The fine art auction market can act as a temperature measure for how high net worth and ultra-HNW people feel about the state of the economy and their own finances. Growth of online art auctions has increased rapidly this year because of the pandemic.
Online art auctions will play a larger part of the overall market in future even after the disruption caused by the COVID-19 pandemic ends, Citi Private Bank predicts.
The virus has upended in-person auctions, accelerating the use of web-based auctions and online viewing platforms.
As reported here in September, a study of the global art market showed that while sales in the first half of this year sank because of the disruption, online sales helped alleviate some of the pain.
Online sales of art and collectables were $4.82 billion in 2019, or just 7.5 per cent of global art sales, with expected growth rates only in the single digits, Citi Private Bank said in a commentary on the state of the art market.
“That buyers have shown a willingness to bid millions or tens of millions of dollars online is a significant development. The strength of buying interest - despite the intense uncertainty of the pandemic and a deep economic downturn - is also encouraging,” the private bank said in its report, The Global Art Market and COVID-19.
“Even when in-person auctions return in full, we feel that online sales are here to stay and will continue to play a growing role in the art market.

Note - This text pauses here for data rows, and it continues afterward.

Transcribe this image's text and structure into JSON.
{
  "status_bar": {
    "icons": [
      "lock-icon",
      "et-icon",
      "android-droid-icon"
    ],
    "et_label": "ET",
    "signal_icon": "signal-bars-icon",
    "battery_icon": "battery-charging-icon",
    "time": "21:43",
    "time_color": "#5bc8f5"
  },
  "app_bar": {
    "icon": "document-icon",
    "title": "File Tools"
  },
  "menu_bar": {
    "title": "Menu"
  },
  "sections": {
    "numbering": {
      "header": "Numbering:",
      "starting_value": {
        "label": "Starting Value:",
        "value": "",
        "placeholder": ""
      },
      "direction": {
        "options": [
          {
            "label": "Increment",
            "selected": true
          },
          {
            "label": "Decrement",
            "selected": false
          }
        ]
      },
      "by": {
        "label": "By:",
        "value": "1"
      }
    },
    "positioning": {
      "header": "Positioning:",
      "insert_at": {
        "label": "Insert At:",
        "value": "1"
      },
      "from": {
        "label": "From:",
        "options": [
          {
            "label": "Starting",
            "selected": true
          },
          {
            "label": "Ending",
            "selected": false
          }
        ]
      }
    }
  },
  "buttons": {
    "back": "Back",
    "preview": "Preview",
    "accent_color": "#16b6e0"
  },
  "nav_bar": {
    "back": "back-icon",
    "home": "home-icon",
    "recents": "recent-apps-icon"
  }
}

Overall, the growth of online channels provides greater accessibility and convenience for collectors and others,” it said.
“Throughout the ages, great artists have tended to push the boundaries, challenging themselves, their audiences, and the conventions of their medium. The market for art, by contrast, has historically tended to evolve somewhat less rapidly. Indeed, it is an understatement to say the art industry has been slower than many others to embrace digital technology,” it continued. "Still, there is nothing quite like a crisis as a catalyst for change. When COVID-19 hit last spring, galleries around the world were forced to close their doors; international art fairs were postponed or quickly went virtual, while major auctions were delayed. The art market’s response to these unprecedented restrictions was to embrace technology and the virtual world at long last,” it said.

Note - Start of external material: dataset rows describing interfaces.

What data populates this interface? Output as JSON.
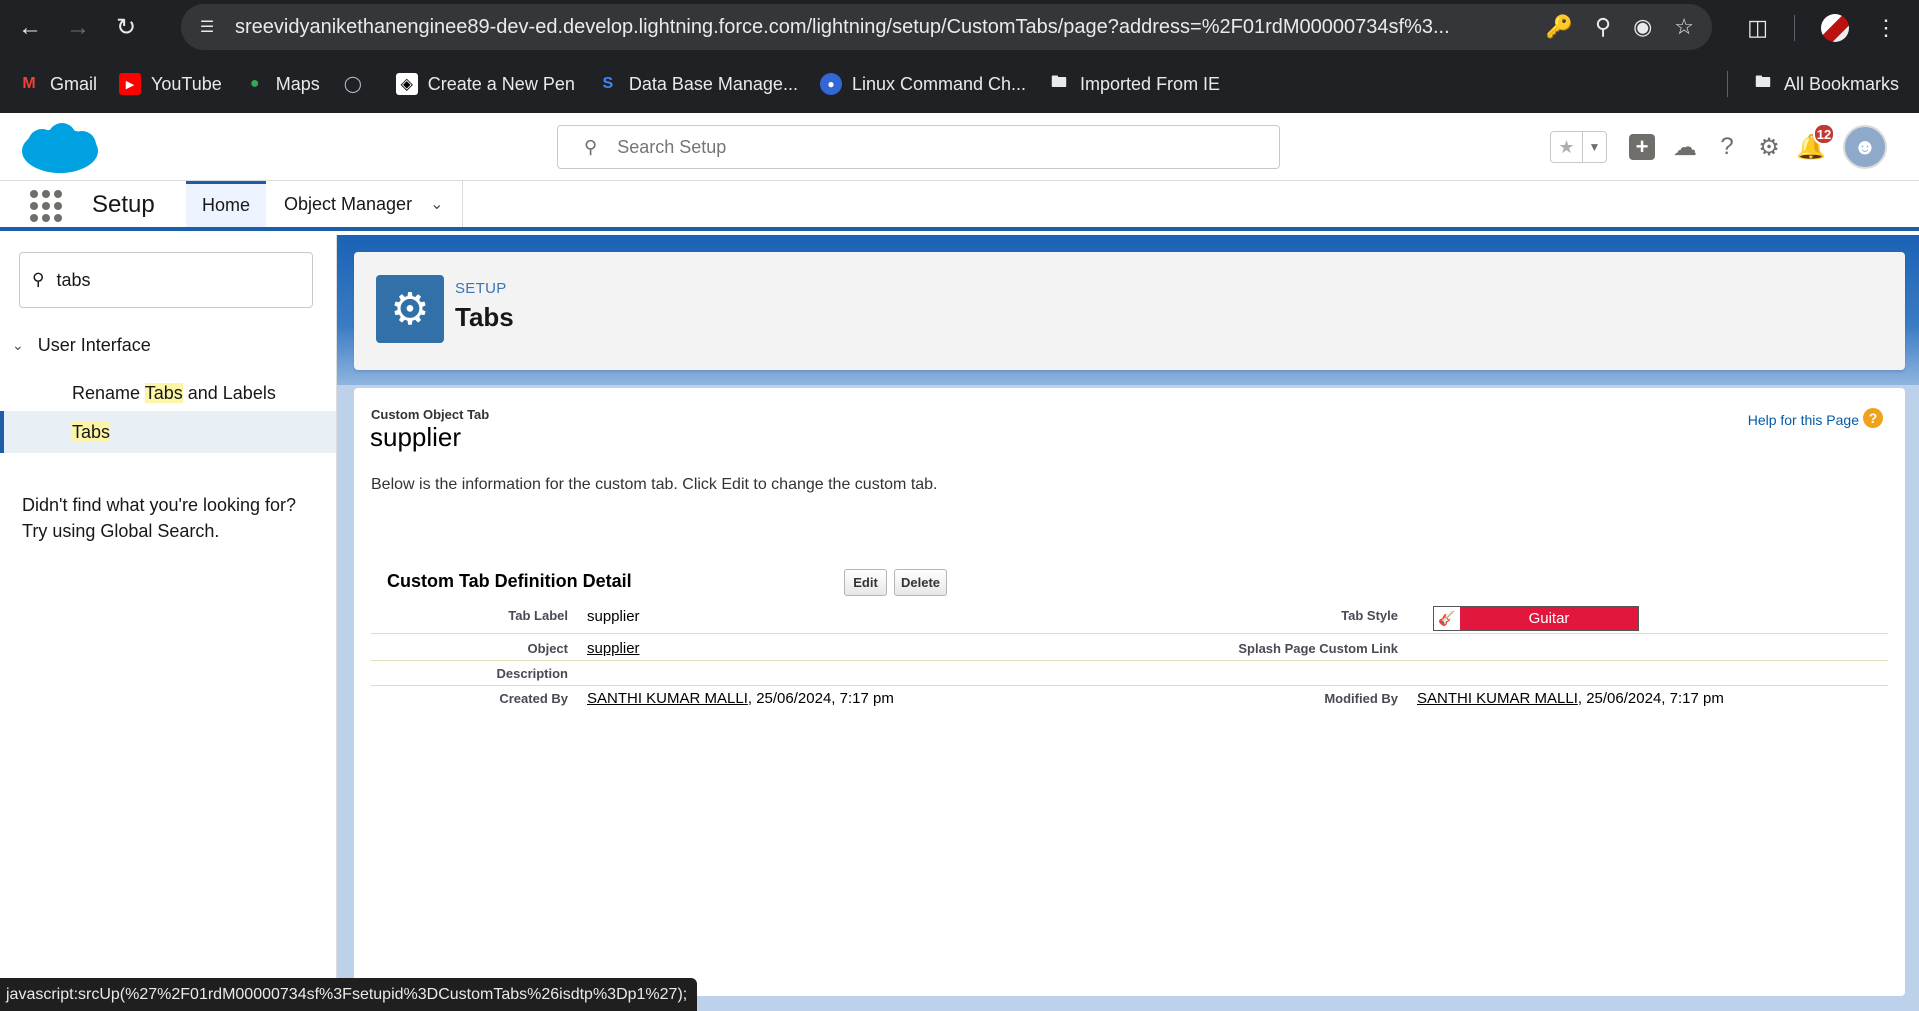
{
  "browser": {
    "url": "sreevidyanikethanenginee89-dev-ed.develop.lightning.force.com/lightning/setup/CustomTabs/page?address=%2F01rdM00000734sf%3...",
    "bookmarks": [
      {
        "label": "Gmail",
        "icon": "gmail-icon"
      },
      {
        "label": "YouTube",
        "icon": "youtube-icon"
      },
      {
        "label": "Maps",
        "icon": "maps-icon"
      },
      {
        "label": "",
        "icon": "globe-icon"
      },
      {
        "label": "Create a New Pen",
        "icon": "codepen-icon"
      },
      {
        "label": "Data Base Manage...",
        "icon": "s-logo-icon"
      },
      {
        "label": "Linux Command Ch...",
        "icon": "blue-circle-icon"
      },
      {
        "label": "Imported From IE",
        "icon": "folder-icon"
      }
    ],
    "all_bookmarks": "All Bookmarks",
    "status_url": "javascript:srcUp(%27%2F01rdM00000734sf%3Fsetupid%3DCustomTabs%26isdtp%3Dp1%27);"
  },
  "header": {
    "search_placeholder": "Search Setup",
    "notification_count": "12"
  },
  "nav": {
    "app_name": "Setup",
    "tabs": [
      {
        "label": "Home"
      },
      {
        "label": "Object Manager"
      }
    ]
  },
  "sidebar": {
    "quickfind_value": "tabs",
    "section": "User Interface",
    "items": [
      {
        "pre": "Rename ",
        "hl": "Tabs",
        "post": " and Labels"
      },
      {
        "pre": "",
        "hl": "Tabs",
        "post": ""
      }
    ],
    "not_found_line1": "Didn't find what you're looking for?",
    "not_found_line2": "Try using Global Search."
  },
  "page_header": {
    "eyebrow": "SETUP",
    "title": "Tabs"
  },
  "content": {
    "type": "Custom Object Tab",
    "name": "supplier",
    "help": "Help for this Page",
    "description": "Below is the information for the custom tab. Click Edit to change the custom tab.",
    "detail_title": "Custom Tab Definition Detail",
    "edit_label": "Edit",
    "delete_label": "Delete",
    "fields": {
      "tab_label": {
        "label": "Tab Label",
        "value": "supplier"
      },
      "tab_style": {
        "label": "Tab Style",
        "value": "Guitar"
      },
      "object": {
        "label": "Object",
        "value": "supplier"
      },
      "splash": {
        "label": "Splash Page Custom Link",
        "value": ""
      },
      "description": {
        "label": "Description",
        "value": ""
      },
      "created_by": {
        "label": "Created By",
        "user": "SANTHI KUMAR MALLI",
        "date": ", 25/06/2024, 7:17 pm"
      },
      "modified_by": {
        "label": "Modified By",
        "user": "SANTHI KUMAR MALLI",
        "date": ", 25/06/2024, 7:17 pm"
      }
    }
  },
  "colors": {
    "accent": "#1b5fa8",
    "tab_style": "#e2173d",
    "highlight": "#fbf5a5"
  }
}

As reported by this news service, in March this year, Art Basel Hong Kong took the decision to hold an entirely virtual fair instead of the planned physical event. The virtual gallery gave viewers resources such as such as direct access to research and background information, and pricing data. Digital incarnations of the Frieze Art Fair in New York and Art Basel in Switzerland also used the same approach, the report noted.

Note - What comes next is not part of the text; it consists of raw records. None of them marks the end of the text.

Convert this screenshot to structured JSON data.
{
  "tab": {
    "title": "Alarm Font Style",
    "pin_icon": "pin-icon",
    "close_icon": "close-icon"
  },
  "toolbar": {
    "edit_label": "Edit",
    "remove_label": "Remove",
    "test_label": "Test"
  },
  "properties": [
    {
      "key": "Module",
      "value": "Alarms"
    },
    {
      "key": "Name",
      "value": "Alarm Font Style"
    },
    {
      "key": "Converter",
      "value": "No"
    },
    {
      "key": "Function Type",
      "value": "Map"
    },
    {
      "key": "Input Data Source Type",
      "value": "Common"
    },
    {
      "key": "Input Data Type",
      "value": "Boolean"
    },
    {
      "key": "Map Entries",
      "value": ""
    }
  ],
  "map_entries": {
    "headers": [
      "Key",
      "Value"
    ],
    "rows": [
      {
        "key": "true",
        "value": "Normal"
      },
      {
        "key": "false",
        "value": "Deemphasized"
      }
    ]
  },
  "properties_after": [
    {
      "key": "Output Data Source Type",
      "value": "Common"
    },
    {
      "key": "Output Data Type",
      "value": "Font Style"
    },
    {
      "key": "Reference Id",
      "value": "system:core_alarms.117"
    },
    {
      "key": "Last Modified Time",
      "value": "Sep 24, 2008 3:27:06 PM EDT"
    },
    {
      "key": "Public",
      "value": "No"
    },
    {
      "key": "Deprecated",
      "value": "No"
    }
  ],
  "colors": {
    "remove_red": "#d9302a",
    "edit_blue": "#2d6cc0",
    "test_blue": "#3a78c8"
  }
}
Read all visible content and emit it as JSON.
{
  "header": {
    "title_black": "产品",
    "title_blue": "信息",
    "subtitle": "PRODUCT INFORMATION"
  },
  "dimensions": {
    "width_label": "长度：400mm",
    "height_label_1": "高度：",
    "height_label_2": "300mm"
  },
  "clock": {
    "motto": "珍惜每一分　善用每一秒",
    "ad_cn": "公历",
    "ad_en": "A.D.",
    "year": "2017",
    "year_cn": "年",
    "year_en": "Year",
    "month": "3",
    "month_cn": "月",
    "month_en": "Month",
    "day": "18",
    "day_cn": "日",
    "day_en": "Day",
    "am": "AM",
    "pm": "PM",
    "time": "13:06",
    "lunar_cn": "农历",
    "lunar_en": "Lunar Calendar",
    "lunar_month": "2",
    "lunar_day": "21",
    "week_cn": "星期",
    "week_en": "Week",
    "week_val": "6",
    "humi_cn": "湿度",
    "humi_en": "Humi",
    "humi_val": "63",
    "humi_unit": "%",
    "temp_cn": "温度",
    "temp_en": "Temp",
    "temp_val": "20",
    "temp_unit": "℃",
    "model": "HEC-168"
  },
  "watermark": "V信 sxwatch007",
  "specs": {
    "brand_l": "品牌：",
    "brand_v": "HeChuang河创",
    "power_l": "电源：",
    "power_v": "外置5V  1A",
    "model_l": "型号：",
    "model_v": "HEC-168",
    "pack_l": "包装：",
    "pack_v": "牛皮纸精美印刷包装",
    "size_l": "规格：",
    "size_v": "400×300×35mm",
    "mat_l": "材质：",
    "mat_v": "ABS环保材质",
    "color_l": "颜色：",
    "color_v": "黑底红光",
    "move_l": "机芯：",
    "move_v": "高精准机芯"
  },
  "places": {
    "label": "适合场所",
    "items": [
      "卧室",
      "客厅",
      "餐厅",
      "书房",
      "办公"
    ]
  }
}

Citi Private Bank also noted how auction houses Christie’s, Sotheby’s, and Phillips opted to combine their May and June sales into virtual sales. First up was Sotheby’s 29 June livestreamed sale of Modern and Contemporary art. In total, the sale generated $363.2 million, with a sell-through rate - the proportion of lots sold - of 93 per cent.
In the Christie’s auction, meanwhile, it reported that globally more than 80,000 people signed in to view the four hour-long sale, which realised $420 million.
The private bank ended its comment on a cautionary note. “However, there is at least one caveat here. Virtual-only auctions have made certain features of the market more fluid. The dates of major sales can now be shifted fairly easily, and with no traditional printed catalogues currently produced, the scheduled lots for a particular sale can change much less conspicuously. This actually makes it harder for collectors to keep track of developments prior to major auctions. Are works of art removed from virtual sales because of a lack of interested buyers, condition, or provenance issues? Today they simply disappear,” it said.